There also has been an increasing focus on systemic risk related to cyber attacks. Allnutt cites “Business Blackout,” a July 2015 study by Lloyd’s of London and the Cambridge University’s Centre for Risk Studies.

This detailed analysis of what could result from a major cyber attack on America’s power grid predicted a cost to the U.S. economy of hundreds of billions and claims to the insurance industry totalling upwards of $21.4 billion.

Lloyd’s described the scenario as both “technologically possible” and “improbable.” Three years on, however, it appears less fanciful.

In January, the head of the UK’s National Cyber Security Centre, Ciaran Martin, said the UK had been fortunate in so far averting a ‘category one’ attack. A C1 would shut down the financial services sector on which the country relies heavily and other vital infrastructure. It was a case of “when, not if” such an assault would be launched, he warned.

AI: Friend or Foe?

Despite daunting potential financial losses, pioneers of cyber BI insurance such as Beazley, Zurich, AIG and Chubb now see new competitors in the market. Capacity is growing steadily, said Allnutt.

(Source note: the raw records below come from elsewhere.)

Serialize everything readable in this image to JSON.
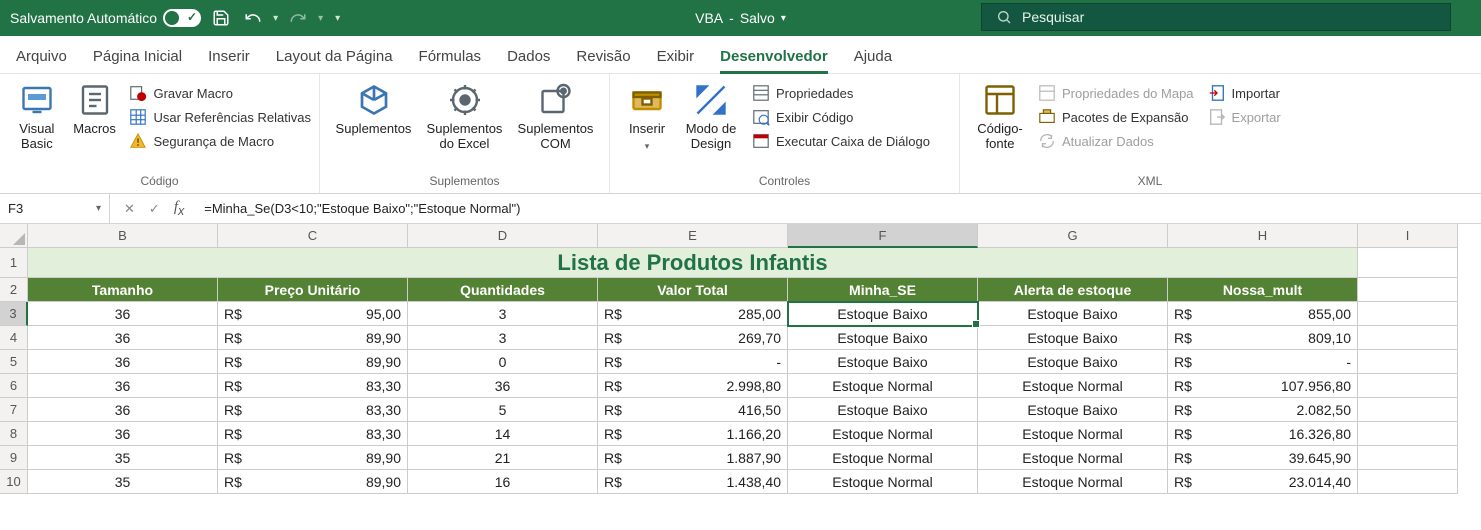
{
  "titlebar": {
    "autosave_label": "Salvamento Automático",
    "doc_name": "VBA",
    "save_state": "Salvo",
    "search_placeholder": "Pesquisar"
  },
  "tabs": [
    "Arquivo",
    "Página Inicial",
    "Inserir",
    "Layout da Página",
    "Fórmulas",
    "Dados",
    "Revisão",
    "Exibir",
    "Desenvolvedor",
    "Ajuda"
  ],
  "active_tab": "Desenvolvedor",
  "ribbon": {
    "group_code": {
      "visual_basic": "Visual\nBasic",
      "macros": "Macros",
      "record_macro": "Gravar Macro",
      "relative_refs": "Usar Referências Relativas",
      "macro_security": "Segurança de Macro",
      "label": "Código"
    },
    "group_addins": {
      "addins": "Suplementos",
      "excel_addins": "Suplementos\ndo Excel",
      "com_addins": "Suplementos\nCOM",
      "label": "Suplementos"
    },
    "group_controls": {
      "insert": "Inserir",
      "design_mode": "Modo de\nDesign",
      "properties": "Propriedades",
      "view_code": "Exibir Código",
      "run_dialog": "Executar Caixa de Diálogo",
      "label": "Controles"
    },
    "group_xml": {
      "source": "Código-\nfonte",
      "map_props": "Propriedades do Mapa",
      "expansion": "Pacotes de Expansão",
      "refresh": "Atualizar Dados",
      "import": "Importar",
      "export": "Exportar",
      "label": "XML"
    }
  },
  "formula_bar": {
    "name_box": "F3",
    "formula": "=Minha_Se(D3<10;\"Estoque Baixo\";\"Estoque Normal\")"
  },
  "grid": {
    "col_letters": [
      "B",
      "C",
      "D",
      "E",
      "F",
      "G",
      "H",
      "I"
    ],
    "row_numbers": [
      1,
      2,
      3,
      4,
      5,
      6,
      7,
      8,
      9,
      10
    ],
    "title": "Lista de Produtos Infantis",
    "headers": [
      "Tamanho",
      "Preço Unitário",
      "Quantidades",
      "Valor Total",
      "Minha_SE",
      "Alerta de estoque",
      "Nossa_mult"
    ],
    "currency": "R$",
    "rows": [
      {
        "tamanho": "36",
        "preco": "95,00",
        "qtd": "3",
        "total": "285,00",
        "minha": "Estoque Baixo",
        "alerta": "Estoque Baixo",
        "mult": "855,00"
      },
      {
        "tamanho": "36",
        "preco": "89,90",
        "qtd": "3",
        "total": "269,70",
        "minha": "Estoque Baixo",
        "alerta": "Estoque Baixo",
        "mult": "809,10"
      },
      {
        "tamanho": "36",
        "preco": "89,90",
        "qtd": "0",
        "total": "-",
        "minha": "Estoque Baixo",
        "alerta": "Estoque Baixo",
        "mult": "-"
      },
      {
        "tamanho": "36",
        "preco": "83,30",
        "qtd": "36",
        "total": "2.998,80",
        "minha": "Estoque Normal",
        "alerta": "Estoque Normal",
        "mult": "107.956,80"
      },
      {
        "tamanho": "36",
        "preco": "83,30",
        "qtd": "5",
        "total": "416,50",
        "minha": "Estoque Baixo",
        "alerta": "Estoque Baixo",
        "mult": "2.082,50"
      },
      {
        "tamanho": "36",
        "preco": "83,30",
        "qtd": "14",
        "total": "1.166,20",
        "minha": "Estoque Normal",
        "alerta": "Estoque Normal",
        "mult": "16.326,80"
      },
      {
        "tamanho": "35",
        "preco": "89,90",
        "qtd": "21",
        "total": "1.887,90",
        "minha": "Estoque Normal",
        "alerta": "Estoque Normal",
        "mult": "39.645,90"
      },
      {
        "tamanho": "35",
        "preco": "89,90",
        "qtd": "16",
        "total": "1.438,40",
        "minha": "Estoque Normal",
        "alerta": "Estoque Normal",
        "mult": "23.014,40"
      }
    ]
  }
}
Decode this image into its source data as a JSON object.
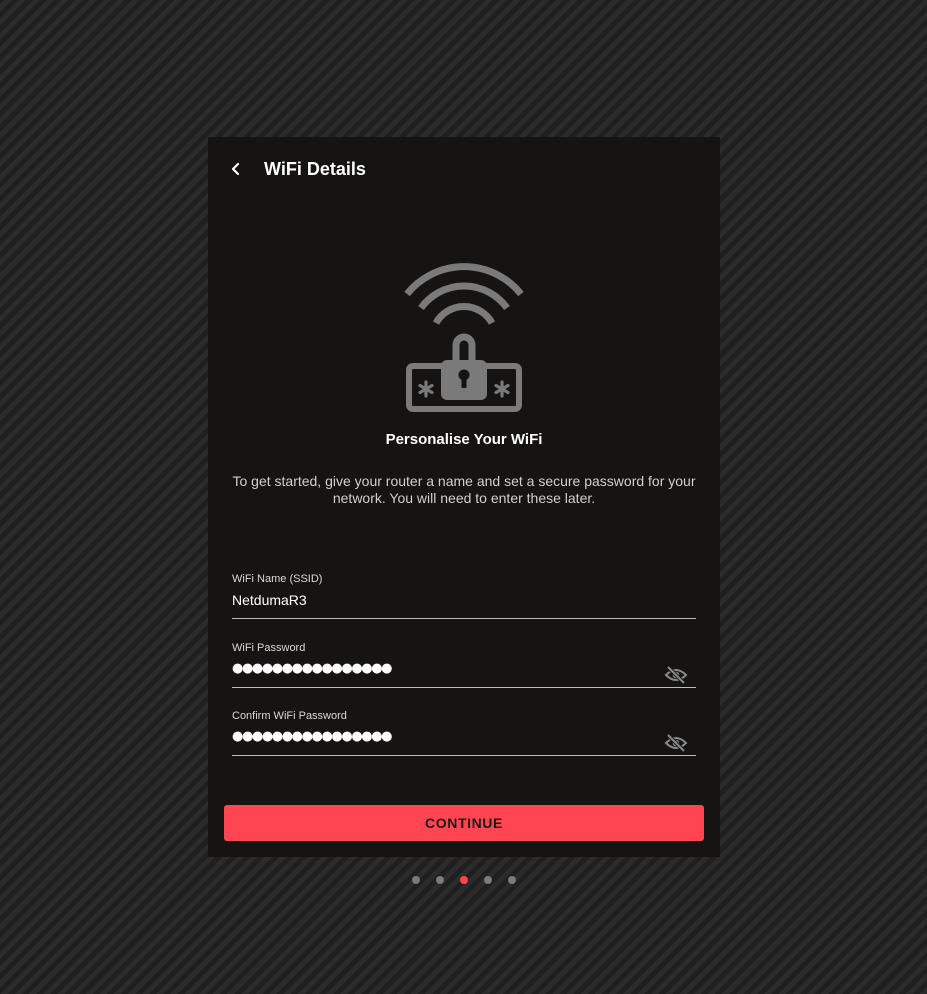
{
  "header": {
    "title": "WiFi Details",
    "back_icon": "chevron-left-icon"
  },
  "hero": {
    "icon": "wifi-lock-password-icon",
    "heading": "Personalise Your WiFi",
    "description": "To get started, give your router a name and set a secure password for your network. You will need to enter these later."
  },
  "form": {
    "ssid": {
      "label": "WiFi Name (SSID)",
      "value": "NetdumaR3"
    },
    "password": {
      "label": "WiFi Password",
      "masked_value": "●●●●●●●●●●●●●●●●",
      "visibility_icon": "eye-off-icon"
    },
    "confirm_password": {
      "label": "Confirm WiFi Password",
      "masked_value": "●●●●●●●●●●●●●●●●",
      "visibility_icon": "eye-off-icon"
    }
  },
  "actions": {
    "continue_label": "CONTINUE"
  },
  "stepper": {
    "total_steps": 5,
    "current_step": 3
  },
  "colors": {
    "accent": "#ff4551",
    "card_background": "#151413",
    "icon_gray": "#7a7a7a",
    "inactive_dot": "#7b7b7b"
  }
}
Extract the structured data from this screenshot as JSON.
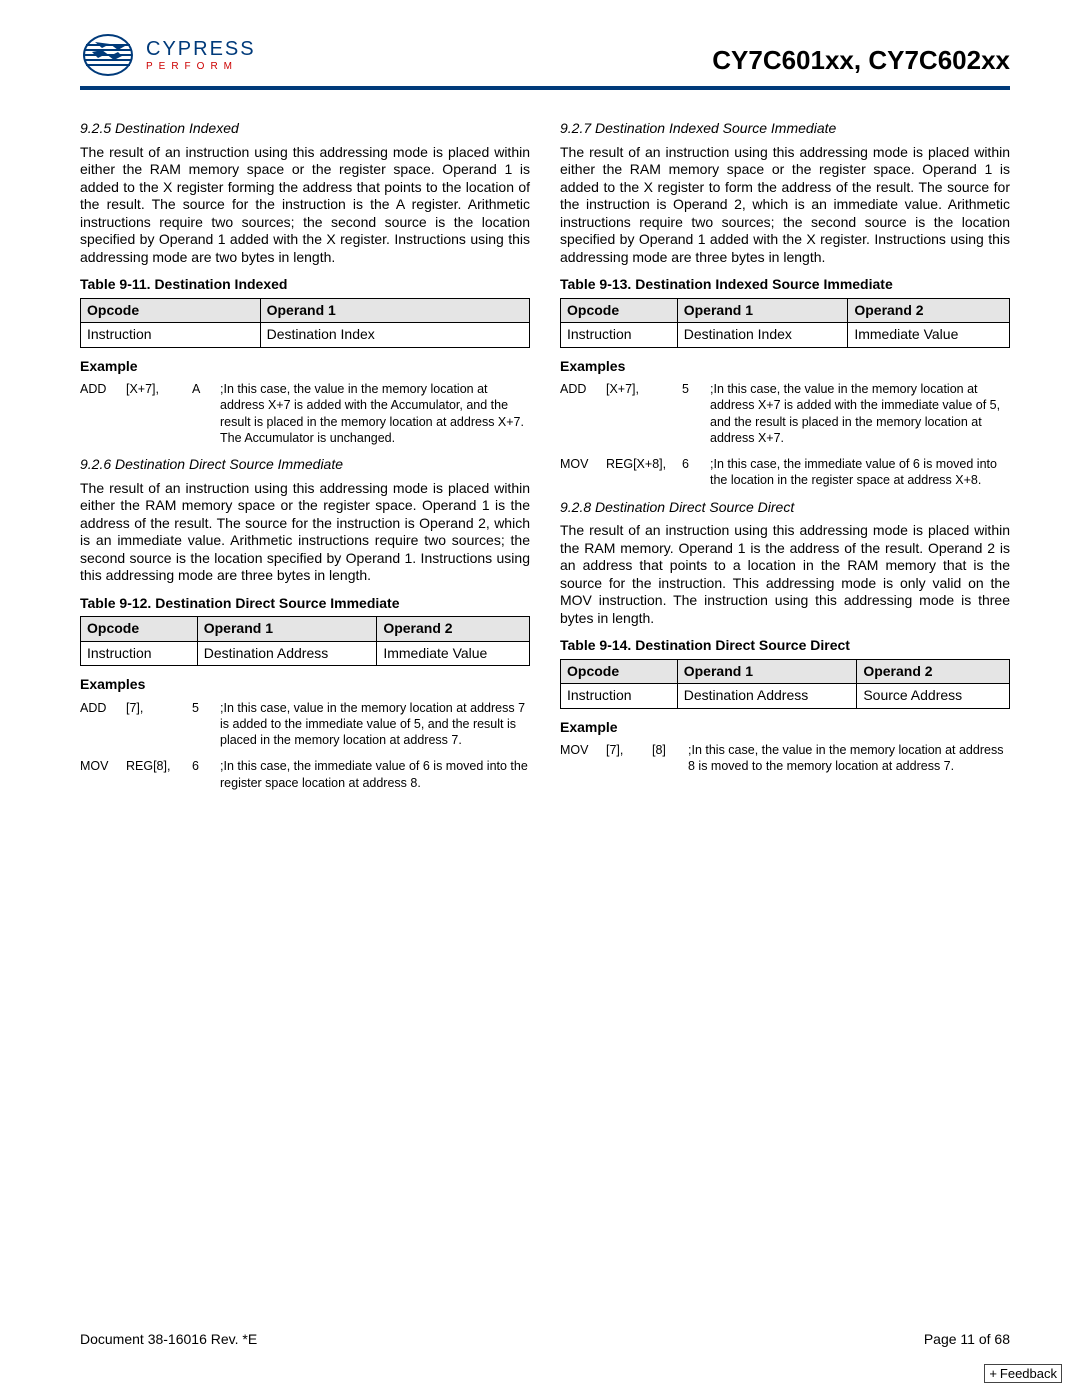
{
  "header": {
    "logo_name": "CYPRESS",
    "logo_tag": "PERFORM",
    "title": "CY7C601xx, CY7C602xx"
  },
  "left": {
    "s925": {
      "heading": "9.2.5  Destination Indexed",
      "body": "The result of an instruction using this addressing mode is placed within either the RAM memory space or the register space. Operand 1 is added to the X register forming the address that points to the location of the result. The source for the instruction is the A register. Arithmetic instructions require two sources; the second source is the location specified by Operand 1 added with the X register. Instructions using this addressing mode are two bytes in length.",
      "table_caption": "Table 9-11.  Destination Indexed",
      "th1": "Opcode",
      "th2": "Operand 1",
      "td1": "Instruction",
      "td2": "Destination Index",
      "example_label": "Example",
      "ex1": {
        "mn": "ADD",
        "o1": "[X+7],",
        "o2": "A",
        "desc": ";In this case, the value in the memory location at address X+7 is added with the Accumulator, and the result is placed in the memory location at address X+7. The Accumulator is unchanged."
      }
    },
    "s926": {
      "heading": "9.2.6  Destination Direct Source Immediate",
      "body": "The result of an instruction using this addressing mode is placed within either the RAM memory space or the register space. Operand 1 is the address of the result. The source for the instruction is Operand 2, which is an immediate value. Arithmetic instructions require two sources; the second source is the location specified by Operand 1. Instructions using this addressing mode are three bytes in length.",
      "table_caption": "Table 9-12.  Destination Direct Source Immediate",
      "th1": "Opcode",
      "th2": "Operand 1",
      "th3": "Operand 2",
      "td1": "Instruction",
      "td2": "Destination Address",
      "td3": "Immediate Value",
      "example_label": "Examples",
      "ex1": {
        "mn": "ADD",
        "o1": "[7],",
        "o2": "5",
        "desc": ";In this case, value in the memory location at address 7 is added to the immediate value of 5, and the result is placed in the memory location at address 7."
      },
      "ex2": {
        "mn": "MOV",
        "o1": "REG[8],",
        "o2": "6",
        "desc": ";In this case, the immediate value of 6 is moved into the register space location at address 8."
      }
    }
  },
  "right": {
    "s927": {
      "heading": "9.2.7  Destination Indexed Source Immediate",
      "body": "The result of an instruction using this addressing mode is placed within either the RAM memory space or the register space. Operand 1 is added to the X register to form the address of the result. The source for the instruction is Operand 2, which is an immediate value. Arithmetic instructions require two sources; the second source is the location specified by Operand 1 added with the X register. Instructions using this addressing mode are three bytes in length.",
      "table_caption": "Table 9-13.  Destination Indexed Source Immediate",
      "th1": "Opcode",
      "th2": "Operand 1",
      "th3": "Operand 2",
      "td1": "Instruction",
      "td2": "Destination Index",
      "td3": "Immediate Value",
      "example_label": "Examples",
      "ex1": {
        "mn": "ADD",
        "o1": "[X+7],",
        "o2": "5",
        "desc": ";In this case, the value in the memory location at address X+7 is added with the immediate value of 5, and the result is placed in the memory location at address X+7."
      },
      "ex2": {
        "mn": "MOV",
        "o1": "REG[X+8],",
        "o2": "6",
        "desc": ";In this case, the immediate value of 6 is moved into the location in the register space at address X+8."
      }
    },
    "s928": {
      "heading": "9.2.8  Destination Direct Source Direct",
      "body": "The result of an instruction using this addressing mode is placed within the RAM memory. Operand 1 is the address of the result. Operand 2 is an address that points to a location in the RAM memory that is the source for the instruction. This addressing mode is only valid on the MOV instruction. The instruction using this addressing mode is three bytes in length.",
      "table_caption": "Table 9-14.  Destination Direct Source Direct",
      "th1": "Opcode",
      "th2": "Operand 1",
      "th3": "Operand 2",
      "td1": "Instruction",
      "td2": "Destination Address",
      "td3": "Source Address",
      "example_label": "Example",
      "ex1": {
        "mn": "MOV",
        "o1": "[7],",
        "o2": "[8]",
        "desc": ";In this case, the value in the memory location at address 8 is moved to the memory location at address 7."
      }
    }
  },
  "footer": {
    "doc": "Document 38-16016 Rev. *E",
    "page": "Page 11 of 68",
    "feedback": "Feedback"
  }
}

“Not only is cyber insurance a new product, it also offers a new source of premium revenue so there is considerable appetite for taking it on,” he added. “However, whilst most insurers are comfortable with the liability aspects of cyber risk; not all insurers are covering loss of income.”

Matt Kletzli, SVP and head of management liability, Victor O. Schinnerer & Company

Kletzli added that available products include several well-written, broad cyber coverages that take into account all types of potential cyber attack and don’t attempt to limit cover by applying a narrow definition of BI loss.

“It’s a rapidly-evolving coverage — and needs to be — in order to keep up with changing circumstances,” he said.

The good news, according to a Fitch report, is that the cyber loss ratio has been reduced to 45 percent as more companies buy cover and the market continues to expand, bringing down the size of the average loss.

“The bad news is that at cyber events, talk is regularly turning to ‘what will be the Hurricane Katrina-type event’ for the cyber market?” said Kletzli.

“What’s worse is that with hurricane losses, underwriters know which regions are most at risk, whereas cyber is a global risk and insurers potentially face huge aggregation.”


Nor is the advent of robotics and artificial intelligence (AI) necessarily cause for optimism. As Allnutt noted, while AI can potentially be used to decode malware, by the same token sophisticated criminals can employ it to develop new malware and escalate the ‘computer versus computer’ battle.

“The trend towards greater automation of business means that we can expect more incidents involving loss of income,” said Sané. “What’s possibly of greater concern is the sheer number of different businesses that can be affected by a single cyber attack and the cost of getting them up and running again quickly.

“We’re likely to see a growing number of attacks where the aim is to cause disruption, rather than demand a ransom.

“The paradox of cyber BI is that the more sophisticated your organization and the more it embraces automation, the bigger the potential impact when an outage does occur. Those old-fashioned businesses still reliant on traditional processes generally aren’t affected as much and incur smaller losses.” &

Graham Buck is editor of gtnews.com. He can be reached at riskletters.com.